(Page and application data records):
>>>>>
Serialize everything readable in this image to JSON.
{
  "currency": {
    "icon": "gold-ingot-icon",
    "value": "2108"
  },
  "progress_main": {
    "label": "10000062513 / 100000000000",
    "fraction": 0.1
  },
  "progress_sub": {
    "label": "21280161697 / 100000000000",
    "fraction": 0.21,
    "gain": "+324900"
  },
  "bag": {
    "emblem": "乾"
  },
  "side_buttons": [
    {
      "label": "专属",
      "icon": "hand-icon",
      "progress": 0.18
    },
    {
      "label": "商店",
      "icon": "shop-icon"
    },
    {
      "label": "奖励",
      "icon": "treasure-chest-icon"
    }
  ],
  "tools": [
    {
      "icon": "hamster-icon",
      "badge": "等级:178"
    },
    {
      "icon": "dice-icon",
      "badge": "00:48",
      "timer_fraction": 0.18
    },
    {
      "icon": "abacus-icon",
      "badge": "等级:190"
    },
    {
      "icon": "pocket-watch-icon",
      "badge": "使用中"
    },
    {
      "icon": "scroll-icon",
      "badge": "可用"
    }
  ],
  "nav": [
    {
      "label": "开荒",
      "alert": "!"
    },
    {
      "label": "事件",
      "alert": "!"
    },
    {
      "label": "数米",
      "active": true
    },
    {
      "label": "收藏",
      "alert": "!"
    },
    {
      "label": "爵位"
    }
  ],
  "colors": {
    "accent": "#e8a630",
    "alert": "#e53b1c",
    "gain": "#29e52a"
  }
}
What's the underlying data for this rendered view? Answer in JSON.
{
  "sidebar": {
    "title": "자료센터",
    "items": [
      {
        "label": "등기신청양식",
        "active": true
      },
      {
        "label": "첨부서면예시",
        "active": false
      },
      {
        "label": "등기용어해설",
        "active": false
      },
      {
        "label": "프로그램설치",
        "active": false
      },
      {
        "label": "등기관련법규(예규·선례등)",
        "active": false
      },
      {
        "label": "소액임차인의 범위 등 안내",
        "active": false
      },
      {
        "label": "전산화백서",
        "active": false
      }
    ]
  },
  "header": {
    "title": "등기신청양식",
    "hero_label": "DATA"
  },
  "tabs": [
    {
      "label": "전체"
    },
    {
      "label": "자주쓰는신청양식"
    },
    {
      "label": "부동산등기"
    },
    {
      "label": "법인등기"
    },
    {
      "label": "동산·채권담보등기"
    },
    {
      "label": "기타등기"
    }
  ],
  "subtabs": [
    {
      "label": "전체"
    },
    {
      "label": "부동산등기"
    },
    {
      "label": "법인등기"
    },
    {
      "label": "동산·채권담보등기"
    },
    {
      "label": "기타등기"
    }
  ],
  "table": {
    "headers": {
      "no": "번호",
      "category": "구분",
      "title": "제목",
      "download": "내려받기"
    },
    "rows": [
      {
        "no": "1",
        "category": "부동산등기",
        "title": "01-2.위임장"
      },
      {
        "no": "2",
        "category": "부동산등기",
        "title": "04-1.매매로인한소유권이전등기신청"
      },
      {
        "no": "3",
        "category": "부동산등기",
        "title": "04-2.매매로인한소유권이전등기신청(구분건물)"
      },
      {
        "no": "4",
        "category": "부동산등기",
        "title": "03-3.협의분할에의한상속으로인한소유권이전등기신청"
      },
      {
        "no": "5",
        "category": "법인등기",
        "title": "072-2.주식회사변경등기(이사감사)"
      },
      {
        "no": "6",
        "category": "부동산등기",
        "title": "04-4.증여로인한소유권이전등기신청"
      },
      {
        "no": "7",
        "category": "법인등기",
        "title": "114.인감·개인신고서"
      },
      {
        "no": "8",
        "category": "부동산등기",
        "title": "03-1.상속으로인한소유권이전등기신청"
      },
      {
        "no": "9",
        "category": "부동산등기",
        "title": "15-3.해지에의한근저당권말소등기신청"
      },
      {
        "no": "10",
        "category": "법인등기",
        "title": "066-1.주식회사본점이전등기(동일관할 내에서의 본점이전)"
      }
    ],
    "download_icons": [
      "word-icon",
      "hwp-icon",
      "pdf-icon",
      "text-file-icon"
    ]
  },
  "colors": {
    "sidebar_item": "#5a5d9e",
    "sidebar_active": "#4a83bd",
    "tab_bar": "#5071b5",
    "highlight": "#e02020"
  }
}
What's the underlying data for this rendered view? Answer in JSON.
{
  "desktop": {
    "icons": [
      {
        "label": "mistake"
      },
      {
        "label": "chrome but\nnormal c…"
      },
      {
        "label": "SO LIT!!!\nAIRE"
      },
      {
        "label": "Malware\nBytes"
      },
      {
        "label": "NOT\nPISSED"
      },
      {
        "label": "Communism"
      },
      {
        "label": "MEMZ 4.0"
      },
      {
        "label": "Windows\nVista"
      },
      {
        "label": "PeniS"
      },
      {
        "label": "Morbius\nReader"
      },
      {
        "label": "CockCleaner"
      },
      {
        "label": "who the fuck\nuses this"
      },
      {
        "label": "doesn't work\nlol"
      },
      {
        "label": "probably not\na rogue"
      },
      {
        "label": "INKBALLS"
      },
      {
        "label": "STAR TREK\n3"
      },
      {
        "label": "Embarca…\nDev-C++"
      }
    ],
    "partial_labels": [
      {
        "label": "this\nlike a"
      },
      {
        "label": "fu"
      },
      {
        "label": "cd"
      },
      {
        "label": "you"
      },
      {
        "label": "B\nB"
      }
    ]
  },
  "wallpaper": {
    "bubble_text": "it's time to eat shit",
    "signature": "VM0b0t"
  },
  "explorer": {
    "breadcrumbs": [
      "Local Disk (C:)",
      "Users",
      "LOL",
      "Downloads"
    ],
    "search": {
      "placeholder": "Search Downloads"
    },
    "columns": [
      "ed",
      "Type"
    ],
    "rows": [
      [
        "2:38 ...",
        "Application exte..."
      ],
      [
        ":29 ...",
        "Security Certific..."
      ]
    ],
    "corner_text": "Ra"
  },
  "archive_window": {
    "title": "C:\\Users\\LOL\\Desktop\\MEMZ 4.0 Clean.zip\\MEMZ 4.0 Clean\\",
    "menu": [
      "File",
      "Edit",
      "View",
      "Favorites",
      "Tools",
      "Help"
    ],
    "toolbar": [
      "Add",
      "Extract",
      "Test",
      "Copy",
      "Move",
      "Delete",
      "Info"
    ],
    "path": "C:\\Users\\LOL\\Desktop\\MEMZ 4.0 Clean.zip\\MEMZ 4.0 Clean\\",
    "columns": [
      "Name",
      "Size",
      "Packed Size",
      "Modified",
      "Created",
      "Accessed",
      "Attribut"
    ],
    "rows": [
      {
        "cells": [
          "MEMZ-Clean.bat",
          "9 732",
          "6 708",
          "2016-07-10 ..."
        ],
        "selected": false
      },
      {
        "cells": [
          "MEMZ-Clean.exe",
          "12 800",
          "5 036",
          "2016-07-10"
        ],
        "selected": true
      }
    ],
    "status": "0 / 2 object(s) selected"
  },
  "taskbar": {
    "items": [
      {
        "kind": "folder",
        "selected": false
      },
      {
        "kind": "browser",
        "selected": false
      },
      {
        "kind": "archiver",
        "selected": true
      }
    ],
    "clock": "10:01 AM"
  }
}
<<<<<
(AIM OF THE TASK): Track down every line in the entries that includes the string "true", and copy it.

(ANSWER AREA):
      "active": true
        "active": true
        "selected": true
        "selected": true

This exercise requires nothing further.